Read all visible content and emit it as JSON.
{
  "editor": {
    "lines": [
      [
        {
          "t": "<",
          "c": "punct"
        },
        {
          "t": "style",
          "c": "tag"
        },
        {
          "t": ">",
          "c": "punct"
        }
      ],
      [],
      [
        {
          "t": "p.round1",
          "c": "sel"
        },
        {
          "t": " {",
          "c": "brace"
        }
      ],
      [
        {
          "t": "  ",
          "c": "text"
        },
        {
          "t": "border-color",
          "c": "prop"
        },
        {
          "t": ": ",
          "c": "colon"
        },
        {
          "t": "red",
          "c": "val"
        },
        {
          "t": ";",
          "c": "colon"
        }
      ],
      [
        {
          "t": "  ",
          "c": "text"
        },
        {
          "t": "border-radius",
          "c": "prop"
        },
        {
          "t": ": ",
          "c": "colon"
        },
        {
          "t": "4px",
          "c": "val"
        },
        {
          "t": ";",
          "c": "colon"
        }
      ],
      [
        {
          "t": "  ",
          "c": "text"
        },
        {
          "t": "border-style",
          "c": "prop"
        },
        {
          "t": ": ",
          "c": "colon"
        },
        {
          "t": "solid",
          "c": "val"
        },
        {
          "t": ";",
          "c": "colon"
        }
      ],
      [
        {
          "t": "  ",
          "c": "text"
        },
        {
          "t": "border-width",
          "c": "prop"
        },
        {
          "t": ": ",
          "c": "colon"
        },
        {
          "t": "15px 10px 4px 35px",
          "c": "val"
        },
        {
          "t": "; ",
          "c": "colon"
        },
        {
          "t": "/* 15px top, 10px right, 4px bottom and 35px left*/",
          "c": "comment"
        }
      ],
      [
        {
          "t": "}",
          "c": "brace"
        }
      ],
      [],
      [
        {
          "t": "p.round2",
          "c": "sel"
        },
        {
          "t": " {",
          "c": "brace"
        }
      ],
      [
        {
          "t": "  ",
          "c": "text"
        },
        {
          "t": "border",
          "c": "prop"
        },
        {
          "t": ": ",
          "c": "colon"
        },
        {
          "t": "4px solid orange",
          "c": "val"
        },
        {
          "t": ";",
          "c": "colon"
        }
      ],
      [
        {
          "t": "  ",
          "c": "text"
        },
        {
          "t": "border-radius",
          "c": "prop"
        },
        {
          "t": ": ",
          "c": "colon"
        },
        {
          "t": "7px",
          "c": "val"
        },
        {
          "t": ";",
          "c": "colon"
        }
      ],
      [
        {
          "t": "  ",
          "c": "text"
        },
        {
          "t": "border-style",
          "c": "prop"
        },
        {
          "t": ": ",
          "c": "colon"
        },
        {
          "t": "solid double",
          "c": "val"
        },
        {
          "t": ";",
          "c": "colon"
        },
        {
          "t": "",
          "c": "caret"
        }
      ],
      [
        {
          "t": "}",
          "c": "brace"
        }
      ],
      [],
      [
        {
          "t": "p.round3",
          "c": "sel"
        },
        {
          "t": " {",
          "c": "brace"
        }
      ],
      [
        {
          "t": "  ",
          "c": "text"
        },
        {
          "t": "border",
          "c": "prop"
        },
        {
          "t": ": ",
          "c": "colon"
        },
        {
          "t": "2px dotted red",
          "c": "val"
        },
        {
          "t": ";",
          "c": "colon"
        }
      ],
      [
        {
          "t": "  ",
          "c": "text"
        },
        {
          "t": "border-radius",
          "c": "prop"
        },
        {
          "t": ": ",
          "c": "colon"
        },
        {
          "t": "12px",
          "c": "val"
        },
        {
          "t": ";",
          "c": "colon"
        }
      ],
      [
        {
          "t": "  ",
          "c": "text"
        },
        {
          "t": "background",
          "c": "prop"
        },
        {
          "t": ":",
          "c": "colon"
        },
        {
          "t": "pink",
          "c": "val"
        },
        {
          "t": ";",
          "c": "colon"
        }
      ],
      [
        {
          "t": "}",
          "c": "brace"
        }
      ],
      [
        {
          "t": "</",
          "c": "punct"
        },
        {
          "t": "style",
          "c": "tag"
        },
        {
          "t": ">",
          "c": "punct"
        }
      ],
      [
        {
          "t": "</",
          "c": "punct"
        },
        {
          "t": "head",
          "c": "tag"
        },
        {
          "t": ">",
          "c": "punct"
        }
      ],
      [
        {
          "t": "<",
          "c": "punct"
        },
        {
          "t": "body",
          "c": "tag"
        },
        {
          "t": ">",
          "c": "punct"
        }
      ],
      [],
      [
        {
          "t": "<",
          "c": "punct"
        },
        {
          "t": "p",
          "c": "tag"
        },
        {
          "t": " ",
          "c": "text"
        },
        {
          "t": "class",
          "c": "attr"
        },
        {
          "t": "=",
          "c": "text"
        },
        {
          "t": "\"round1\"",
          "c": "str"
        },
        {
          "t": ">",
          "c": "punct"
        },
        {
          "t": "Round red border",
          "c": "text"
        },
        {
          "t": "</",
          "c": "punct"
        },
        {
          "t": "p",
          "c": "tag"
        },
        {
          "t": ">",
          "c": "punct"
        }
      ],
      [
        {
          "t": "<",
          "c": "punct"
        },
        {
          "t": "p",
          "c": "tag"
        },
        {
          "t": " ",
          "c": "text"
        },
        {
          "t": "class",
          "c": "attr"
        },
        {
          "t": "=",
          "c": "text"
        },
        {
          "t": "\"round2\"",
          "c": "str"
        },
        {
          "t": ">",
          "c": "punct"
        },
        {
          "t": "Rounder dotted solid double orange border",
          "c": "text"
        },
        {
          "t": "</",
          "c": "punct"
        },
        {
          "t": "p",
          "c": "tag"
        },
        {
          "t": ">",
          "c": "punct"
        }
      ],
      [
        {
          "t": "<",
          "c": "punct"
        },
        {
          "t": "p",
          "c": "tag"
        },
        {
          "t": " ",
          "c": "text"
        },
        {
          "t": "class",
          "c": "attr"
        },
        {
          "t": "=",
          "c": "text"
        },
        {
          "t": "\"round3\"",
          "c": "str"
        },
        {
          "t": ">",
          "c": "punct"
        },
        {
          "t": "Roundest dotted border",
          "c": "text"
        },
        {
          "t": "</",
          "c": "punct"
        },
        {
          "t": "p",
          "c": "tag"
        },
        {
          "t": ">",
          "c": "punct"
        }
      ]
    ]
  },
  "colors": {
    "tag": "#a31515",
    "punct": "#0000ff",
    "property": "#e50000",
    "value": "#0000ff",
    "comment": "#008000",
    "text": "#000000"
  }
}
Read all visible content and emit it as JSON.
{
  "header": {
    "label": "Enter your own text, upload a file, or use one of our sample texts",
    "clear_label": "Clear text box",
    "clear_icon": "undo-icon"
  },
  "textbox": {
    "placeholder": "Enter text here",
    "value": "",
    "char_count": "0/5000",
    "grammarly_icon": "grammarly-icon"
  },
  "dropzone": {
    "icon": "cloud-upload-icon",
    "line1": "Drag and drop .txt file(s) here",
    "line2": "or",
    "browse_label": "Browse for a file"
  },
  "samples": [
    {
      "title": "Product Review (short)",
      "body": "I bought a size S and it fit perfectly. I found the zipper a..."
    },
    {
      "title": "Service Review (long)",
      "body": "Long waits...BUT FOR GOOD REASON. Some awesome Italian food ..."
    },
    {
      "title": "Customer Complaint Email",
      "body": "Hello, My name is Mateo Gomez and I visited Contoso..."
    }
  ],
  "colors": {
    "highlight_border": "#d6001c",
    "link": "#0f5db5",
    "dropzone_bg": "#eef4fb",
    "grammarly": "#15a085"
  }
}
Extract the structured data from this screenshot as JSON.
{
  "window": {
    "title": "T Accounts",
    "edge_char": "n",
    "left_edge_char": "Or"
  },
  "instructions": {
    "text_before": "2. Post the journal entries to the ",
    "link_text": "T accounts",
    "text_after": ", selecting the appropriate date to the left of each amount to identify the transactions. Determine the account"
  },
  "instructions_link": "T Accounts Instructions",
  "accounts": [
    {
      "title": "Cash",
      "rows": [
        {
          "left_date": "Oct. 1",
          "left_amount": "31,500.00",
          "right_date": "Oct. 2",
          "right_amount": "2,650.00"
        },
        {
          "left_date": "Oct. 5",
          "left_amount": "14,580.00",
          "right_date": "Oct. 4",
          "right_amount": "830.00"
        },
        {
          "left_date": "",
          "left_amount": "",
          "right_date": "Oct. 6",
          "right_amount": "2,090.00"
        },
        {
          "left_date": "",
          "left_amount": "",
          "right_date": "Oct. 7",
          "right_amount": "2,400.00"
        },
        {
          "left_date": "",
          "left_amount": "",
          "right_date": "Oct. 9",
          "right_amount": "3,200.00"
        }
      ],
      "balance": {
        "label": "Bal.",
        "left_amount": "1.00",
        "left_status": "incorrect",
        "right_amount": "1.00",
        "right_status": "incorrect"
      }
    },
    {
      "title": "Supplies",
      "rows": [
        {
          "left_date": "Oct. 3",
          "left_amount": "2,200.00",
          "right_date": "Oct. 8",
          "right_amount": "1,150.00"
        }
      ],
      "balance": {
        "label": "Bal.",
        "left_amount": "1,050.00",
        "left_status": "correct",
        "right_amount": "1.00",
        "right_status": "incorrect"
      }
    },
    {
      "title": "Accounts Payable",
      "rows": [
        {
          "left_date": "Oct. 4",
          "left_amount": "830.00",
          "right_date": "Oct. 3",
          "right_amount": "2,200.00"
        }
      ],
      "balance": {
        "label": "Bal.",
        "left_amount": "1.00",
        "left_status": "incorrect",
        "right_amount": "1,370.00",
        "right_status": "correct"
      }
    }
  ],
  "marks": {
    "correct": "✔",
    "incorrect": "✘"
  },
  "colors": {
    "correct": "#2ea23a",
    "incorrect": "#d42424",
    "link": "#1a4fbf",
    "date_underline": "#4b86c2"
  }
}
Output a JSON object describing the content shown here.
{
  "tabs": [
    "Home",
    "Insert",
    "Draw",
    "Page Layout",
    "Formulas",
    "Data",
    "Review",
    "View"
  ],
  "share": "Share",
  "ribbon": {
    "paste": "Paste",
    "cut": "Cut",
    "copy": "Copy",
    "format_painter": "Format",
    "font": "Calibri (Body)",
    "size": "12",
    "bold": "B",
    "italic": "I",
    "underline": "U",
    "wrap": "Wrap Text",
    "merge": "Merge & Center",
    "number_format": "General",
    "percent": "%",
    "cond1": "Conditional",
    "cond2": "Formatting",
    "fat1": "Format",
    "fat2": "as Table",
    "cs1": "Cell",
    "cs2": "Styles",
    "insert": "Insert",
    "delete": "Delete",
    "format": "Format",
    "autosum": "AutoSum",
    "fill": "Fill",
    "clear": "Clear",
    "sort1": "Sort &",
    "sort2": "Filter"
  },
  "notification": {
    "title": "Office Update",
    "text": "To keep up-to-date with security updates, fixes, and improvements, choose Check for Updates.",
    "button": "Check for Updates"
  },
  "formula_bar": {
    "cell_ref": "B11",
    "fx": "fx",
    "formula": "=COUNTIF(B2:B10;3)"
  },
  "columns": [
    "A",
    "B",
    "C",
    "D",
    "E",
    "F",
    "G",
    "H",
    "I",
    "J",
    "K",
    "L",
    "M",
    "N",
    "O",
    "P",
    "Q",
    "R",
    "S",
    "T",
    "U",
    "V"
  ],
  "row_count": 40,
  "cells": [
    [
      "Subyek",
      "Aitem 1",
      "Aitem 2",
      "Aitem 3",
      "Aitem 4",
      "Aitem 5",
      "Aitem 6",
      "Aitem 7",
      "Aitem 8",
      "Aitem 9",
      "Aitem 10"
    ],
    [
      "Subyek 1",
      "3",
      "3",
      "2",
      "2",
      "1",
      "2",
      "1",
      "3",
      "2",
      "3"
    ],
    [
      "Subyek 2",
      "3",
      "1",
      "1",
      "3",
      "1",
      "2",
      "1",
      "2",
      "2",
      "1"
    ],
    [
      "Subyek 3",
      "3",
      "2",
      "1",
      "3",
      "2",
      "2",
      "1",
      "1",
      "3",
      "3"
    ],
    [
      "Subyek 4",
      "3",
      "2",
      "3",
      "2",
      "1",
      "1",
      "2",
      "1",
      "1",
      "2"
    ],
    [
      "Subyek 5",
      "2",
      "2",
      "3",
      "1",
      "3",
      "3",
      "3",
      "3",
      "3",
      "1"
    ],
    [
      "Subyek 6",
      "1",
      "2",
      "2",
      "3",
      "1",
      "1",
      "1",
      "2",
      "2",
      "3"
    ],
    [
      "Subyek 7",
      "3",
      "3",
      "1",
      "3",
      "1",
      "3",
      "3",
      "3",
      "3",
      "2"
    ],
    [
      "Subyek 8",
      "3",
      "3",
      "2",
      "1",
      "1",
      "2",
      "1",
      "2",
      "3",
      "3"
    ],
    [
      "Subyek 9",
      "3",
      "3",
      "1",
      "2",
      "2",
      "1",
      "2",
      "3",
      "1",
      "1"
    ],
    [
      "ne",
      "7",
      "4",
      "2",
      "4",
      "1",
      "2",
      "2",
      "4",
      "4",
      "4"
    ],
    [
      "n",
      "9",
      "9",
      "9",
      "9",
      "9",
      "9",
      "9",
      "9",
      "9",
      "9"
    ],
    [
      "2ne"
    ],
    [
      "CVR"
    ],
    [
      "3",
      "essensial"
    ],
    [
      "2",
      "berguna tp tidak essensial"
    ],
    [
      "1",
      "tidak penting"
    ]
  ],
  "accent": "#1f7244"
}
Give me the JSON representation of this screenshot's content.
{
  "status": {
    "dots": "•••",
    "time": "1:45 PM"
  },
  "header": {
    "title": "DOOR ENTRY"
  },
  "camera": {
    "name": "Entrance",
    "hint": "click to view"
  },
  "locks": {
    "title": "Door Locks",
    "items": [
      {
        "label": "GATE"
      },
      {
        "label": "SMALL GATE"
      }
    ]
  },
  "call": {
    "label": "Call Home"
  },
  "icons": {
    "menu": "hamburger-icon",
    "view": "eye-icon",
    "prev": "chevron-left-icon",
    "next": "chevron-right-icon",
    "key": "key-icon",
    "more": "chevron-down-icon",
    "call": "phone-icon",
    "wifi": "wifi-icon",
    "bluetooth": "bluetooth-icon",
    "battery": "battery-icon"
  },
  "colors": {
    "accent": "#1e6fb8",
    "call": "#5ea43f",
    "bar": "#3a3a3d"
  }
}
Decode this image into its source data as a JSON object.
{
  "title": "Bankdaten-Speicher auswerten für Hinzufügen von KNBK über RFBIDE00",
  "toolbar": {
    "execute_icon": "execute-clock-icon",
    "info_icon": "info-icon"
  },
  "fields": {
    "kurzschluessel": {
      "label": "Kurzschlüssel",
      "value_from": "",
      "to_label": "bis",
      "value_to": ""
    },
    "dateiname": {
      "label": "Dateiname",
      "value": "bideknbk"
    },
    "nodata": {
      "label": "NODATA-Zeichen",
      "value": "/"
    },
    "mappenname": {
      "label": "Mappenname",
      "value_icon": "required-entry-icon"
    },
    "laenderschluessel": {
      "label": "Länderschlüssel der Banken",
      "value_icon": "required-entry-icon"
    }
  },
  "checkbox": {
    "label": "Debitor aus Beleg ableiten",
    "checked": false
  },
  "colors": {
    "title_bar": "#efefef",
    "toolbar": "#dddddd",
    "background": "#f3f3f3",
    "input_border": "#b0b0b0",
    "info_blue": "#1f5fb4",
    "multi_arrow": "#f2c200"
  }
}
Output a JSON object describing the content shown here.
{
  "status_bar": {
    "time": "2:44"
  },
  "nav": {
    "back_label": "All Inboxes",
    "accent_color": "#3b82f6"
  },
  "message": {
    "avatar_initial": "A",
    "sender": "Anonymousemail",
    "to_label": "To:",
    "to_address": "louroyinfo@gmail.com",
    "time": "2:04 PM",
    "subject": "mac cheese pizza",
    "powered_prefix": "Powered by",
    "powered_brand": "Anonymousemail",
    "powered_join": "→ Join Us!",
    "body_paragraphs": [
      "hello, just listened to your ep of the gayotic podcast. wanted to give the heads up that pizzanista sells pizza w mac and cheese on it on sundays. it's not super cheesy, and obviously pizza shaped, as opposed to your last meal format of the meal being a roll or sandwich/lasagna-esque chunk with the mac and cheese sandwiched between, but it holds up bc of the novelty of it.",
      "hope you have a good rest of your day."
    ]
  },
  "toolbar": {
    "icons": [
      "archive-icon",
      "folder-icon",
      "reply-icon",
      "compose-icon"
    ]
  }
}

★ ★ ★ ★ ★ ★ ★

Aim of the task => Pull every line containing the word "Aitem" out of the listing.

Answer box =>
      "Aitem 1",
      "Aitem 2",
      "Aitem 3",
      "Aitem 4",
      "Aitem 5",
      "Aitem 6",
      "Aitem 7",
      "Aitem 8",
      "Aitem 9",
      "Aitem 10"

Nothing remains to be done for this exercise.